* **About this exercise**:
Find every line in the records below that contains "hint", and copy it.

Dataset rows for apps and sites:
>>>

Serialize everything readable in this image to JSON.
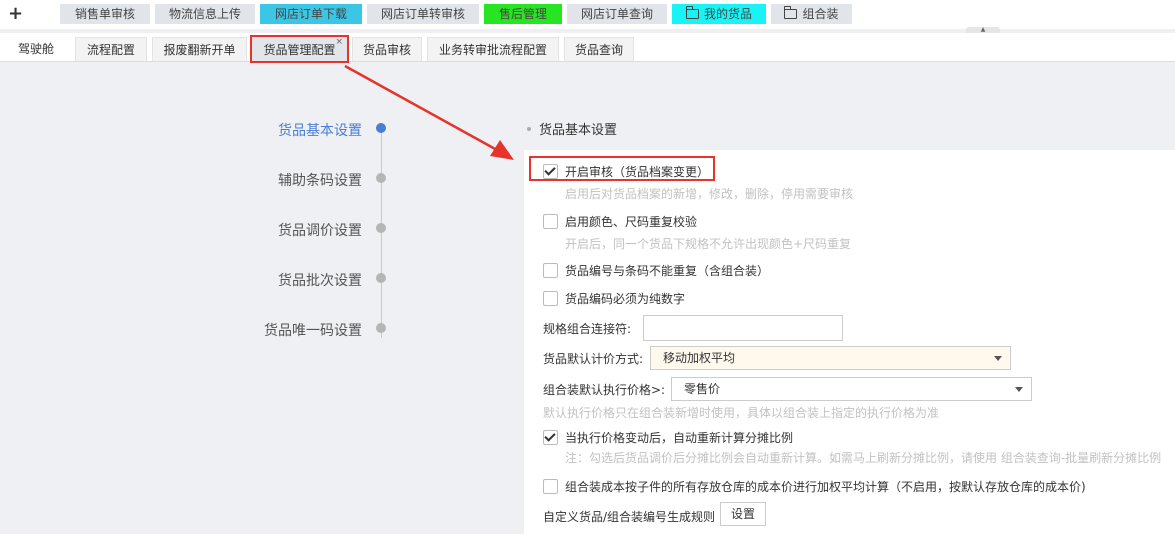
{
  "topbar": {
    "plus_label": "+",
    "quick_buttons": [
      {
        "label": "销售单审核",
        "color": "#e1e4e8"
      },
      {
        "label": "物流信息上传",
        "color": "#e1e4e8"
      },
      {
        "label": "网店订单下载",
        "color": "#3cc6e6"
      },
      {
        "label": "网店订单转审核",
        "color": "#e1e4e8"
      },
      {
        "label": "售后管理",
        "color": "#27e522"
      },
      {
        "label": "网店订单查询",
        "color": "#e1e4e8"
      },
      {
        "label": "我的货品",
        "color": "#19f3f6",
        "folder": true
      },
      {
        "label": "组合装",
        "color": "#e1e4e8",
        "folder": true
      }
    ]
  },
  "tabs": [
    {
      "label": "驾驶舱"
    },
    {
      "label": "流程配置"
    },
    {
      "label": "报废翻新开单"
    },
    {
      "label": "货品管理配置",
      "active": true,
      "close": "×"
    },
    {
      "label": "货品审核"
    },
    {
      "label": "业务转审批流程配置"
    },
    {
      "label": "货品查询"
    }
  ],
  "steps": [
    {
      "label": "货品基本设置",
      "active": true
    },
    {
      "label": "辅助条码设置"
    },
    {
      "label": "货品调价设置"
    },
    {
      "label": "货品批次设置"
    },
    {
      "label": "货品唯一码设置"
    }
  ],
  "section": {
    "title": "货品基本设置"
  },
  "settings": {
    "audit": {
      "label": "开启审核（货品档案变更）",
      "checked": true,
      "hint": "启用后对货品档案的新增，修改，删除，停用需要审核"
    },
    "color_size": {
      "label": "启用颜色、尺码重复校验",
      "checked": false,
      "hint": "开启后，同一个货品下规格不允许出现颜色+尺码重复"
    },
    "no_dup_code": {
      "label": "货品编号与条码不能重复（含组合装）",
      "checked": false
    },
    "numeric_code": {
      "label": "货品编码必须为纯数字",
      "checked": false
    },
    "spec_connector": {
      "label": "规格组合连接符:",
      "value": ""
    },
    "pricing_method": {
      "label": "货品默认计价方式:",
      "value": "移动加权平均"
    },
    "combo_price": {
      "label": "组合装默认执行价格>:",
      "value": "零售价",
      "hint": "默认执行价格只在组合装新增时使用，具体以组合装上指定的执行价格为准"
    },
    "recalc": {
      "label": "当执行价格变动后，自动重新计算分摊比例",
      "checked": true,
      "hint": "注：勾选后货品调价后分摊比例会自动重新计算。如需马上刷新分摊比例，请使用 组合装查询-批量刷新分摊比例"
    },
    "combo_cost": {
      "label": "组合装成本按子件的所有存放仓库的成本价进行加权平均计算（不启用，按默认存放仓库的成本价)",
      "checked": false
    },
    "custom_rule": {
      "label": "自定义货品/组合装编号生成规则",
      "button": "设置"
    }
  }
}
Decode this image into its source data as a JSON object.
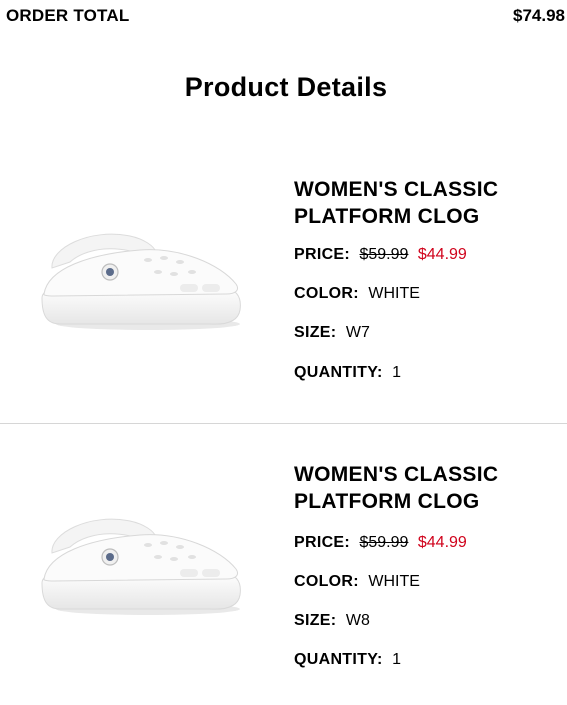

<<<

* **Result of this exercise**:
      "hint": "启用后对货品档案的新增，修改，删除，停用需要审核"
      "hint": "开启后，同一个货品下规格不允许出现颜色+尺码重复"
      "hint": "默认执行价格只在组合装新增时使用，具体以组合装上指定的执行价格为准"
      "hint": "注：勾选后货品调价后分摊比例会自动重新计算。如需马上刷新分摊比例，请使用 组合装查询-批量刷新分摊比例"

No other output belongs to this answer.